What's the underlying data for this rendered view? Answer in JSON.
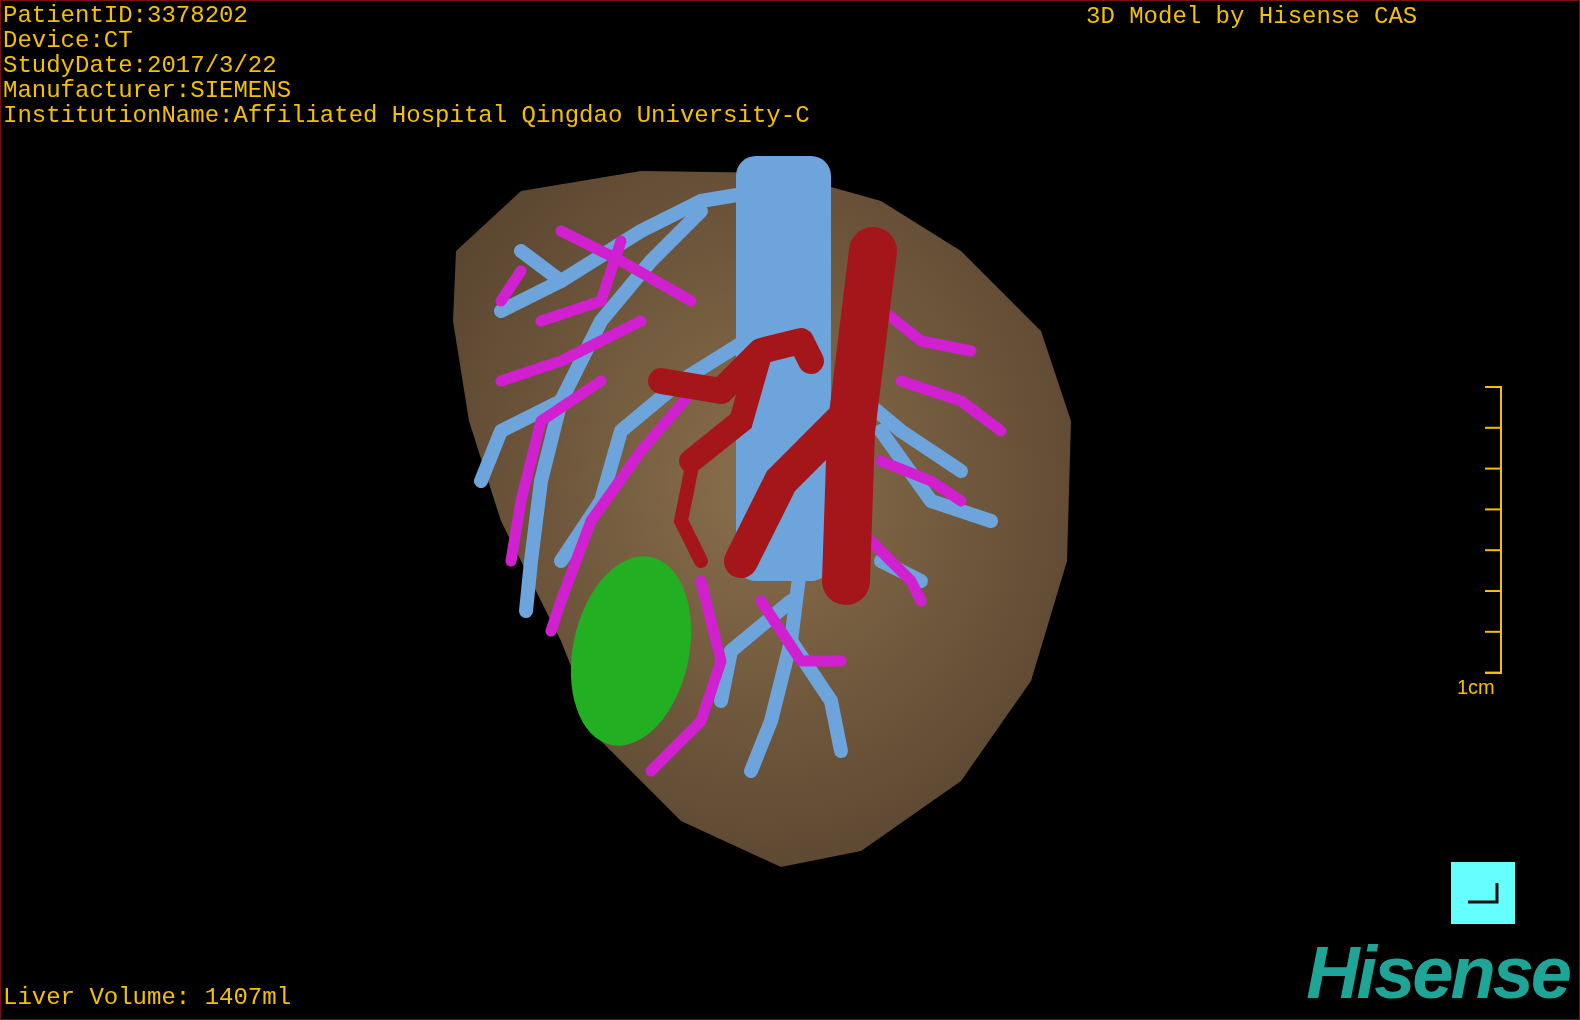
{
  "info_lines": [
    "PatientID:3378202",
    "Device:CT",
    "StudyDate:2017/3/22",
    "Manufacturer:SIEMENS",
    "InstitutionName:Affiliated Hospital Qingdao University-C"
  ],
  "credit": "3D Model by Hisense CAS",
  "scale_bar": {
    "label": "1cm"
  },
  "liver_volume": "Liver Volume: 1407ml",
  "logo": "Hisense"
}
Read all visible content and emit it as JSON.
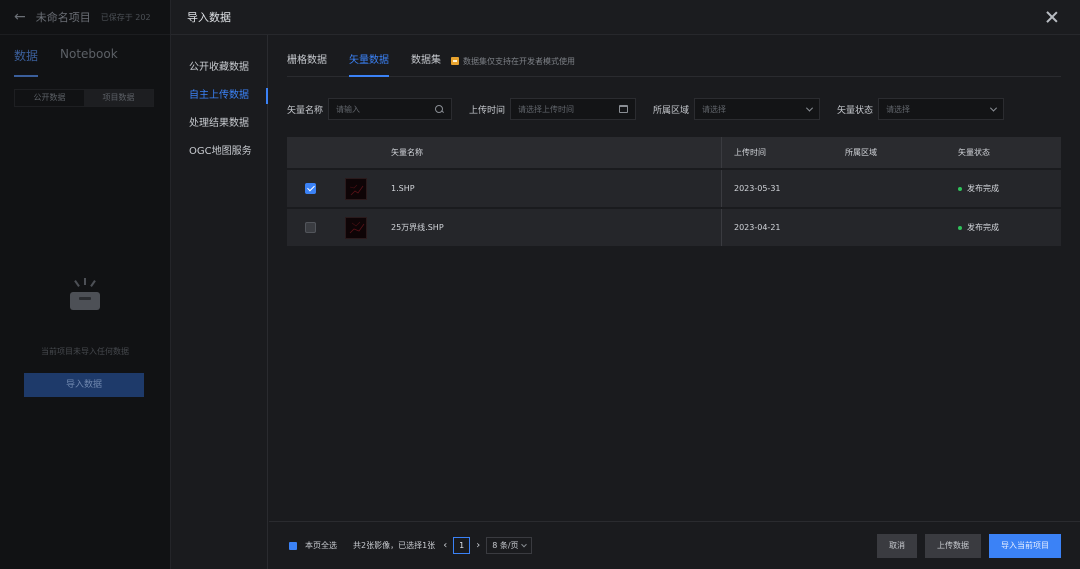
{
  "background": {
    "title": "未命名项目",
    "saved": "已保存于 202",
    "tabs": [
      "数据",
      "Notebook"
    ],
    "subtabs": [
      "公开数据",
      "项目数据"
    ],
    "empty_text": "当前项目未导入任何数据",
    "import_button": "导入数据"
  },
  "modal": {
    "title": "导入数据",
    "nav": [
      "公开收藏数据",
      "自主上传数据",
      "处理结果数据",
      "OGC地图服务"
    ],
    "tabs": [
      "栅格数据",
      "矢量数据",
      "数据集"
    ],
    "dataset_hint": "数据集仅支持在开发者模式使用",
    "filters": {
      "name_label": "矢量名称",
      "name_placeholder": "请输入",
      "time_label": "上传时间",
      "time_placeholder": "请选择上传时间",
      "region_label": "所属区域",
      "region_placeholder": "请选择",
      "status_label": "矢量状态",
      "status_placeholder": "请选择"
    },
    "table": {
      "headers": [
        "矢量名称",
        "上传时间",
        "所属区域",
        "矢量状态"
      ],
      "rows": [
        {
          "checked": true,
          "name": "1.SHP",
          "time": "2023-05-31",
          "region": "",
          "status": "发布完成"
        },
        {
          "checked": false,
          "name": "25万界线.SHP",
          "time": "2023-04-21",
          "region": "",
          "status": "发布完成"
        }
      ]
    },
    "footer": {
      "select_all": "本页全选",
      "summary": "共2张影像，已选择1张",
      "page": "1",
      "page_size": "8 条/页",
      "cancel": "取消",
      "upload": "上传数据",
      "import": "导入当前项目"
    }
  },
  "colors": {
    "accent": "#3b82f6",
    "status_ok": "#2fc15a",
    "hint": "#e8a32e"
  }
}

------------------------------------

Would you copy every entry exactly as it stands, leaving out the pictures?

What's the underlying data for this rendered view? Answer in JSON.
{
  "info_lines": [
    "PatientID:3378202",
    "Device:CT",
    "StudyDate:2017/3/22",
    "Manufacturer:SIEMENS",
    "InstitutionName:Affiliated Hospital Qingdao University-C"
  ],
  "credit": "3D Model by Hisense CAS",
  "scale_bar": {
    "label": "1cm"
  },
  "liver_volume": "Liver Volume: 1407ml",
  "logo": "Hisense"
}
Read all visible content and emit it as JSON.
{
  "background": {
    "title": "未命名项目",
    "saved": "已保存于 202",
    "tabs": [
      "数据",
      "Notebook"
    ],
    "subtabs": [
      "公开数据",
      "项目数据"
    ],
    "empty_text": "当前项目未导入任何数据",
    "import_button": "导入数据"
  },
  "modal": {
    "title": "导入数据",
    "nav": [
      "公开收藏数据",
      "自主上传数据",
      "处理结果数据",
      "OGC地图服务"
    ],
    "tabs": [
      "栅格数据",
      "矢量数据",
      "数据集"
    ],
    "dataset_hint": "数据集仅支持在开发者模式使用",
    "filters": {
      "name_label": "矢量名称",
      "name_placeholder": "请输入",
      "time_label": "上传时间",
      "time_placeholder": "请选择上传时间",
      "region_label": "所属区域",
      "region_placeholder": "请选择",
      "status_label": "矢量状态",
      "status_placeholder": "请选择"
    },
    "table": {
      "headers": [
        "矢量名称",
        "上传时间",
        "所属区域",
        "矢量状态"
      ],
      "rows": [
        {
          "checked": true,
          "name": "1.SHP",
          "time": "2023-05-31",
          "region": "",
          "status": "发布完成"
        },
        {
          "checked": false,
          "name": "25万界线.SHP",
          "time": "2023-04-21",
          "region": "",
          "status": "发布完成"
        }
      ]
    },
    "footer": {
      "select_all": "本页全选",
      "summary": "共2张影像，已选择1张",
      "page": "1",
      "page_size": "8 条/页",
      "cancel": "取消",
      "upload": "上传数据",
      "import": "导入当前项目"
    }
  },
  "colors": {
    "accent": "#3b82f6",
    "status_ok": "#2fc15a",
    "hint": "#e8a32e"
  }
}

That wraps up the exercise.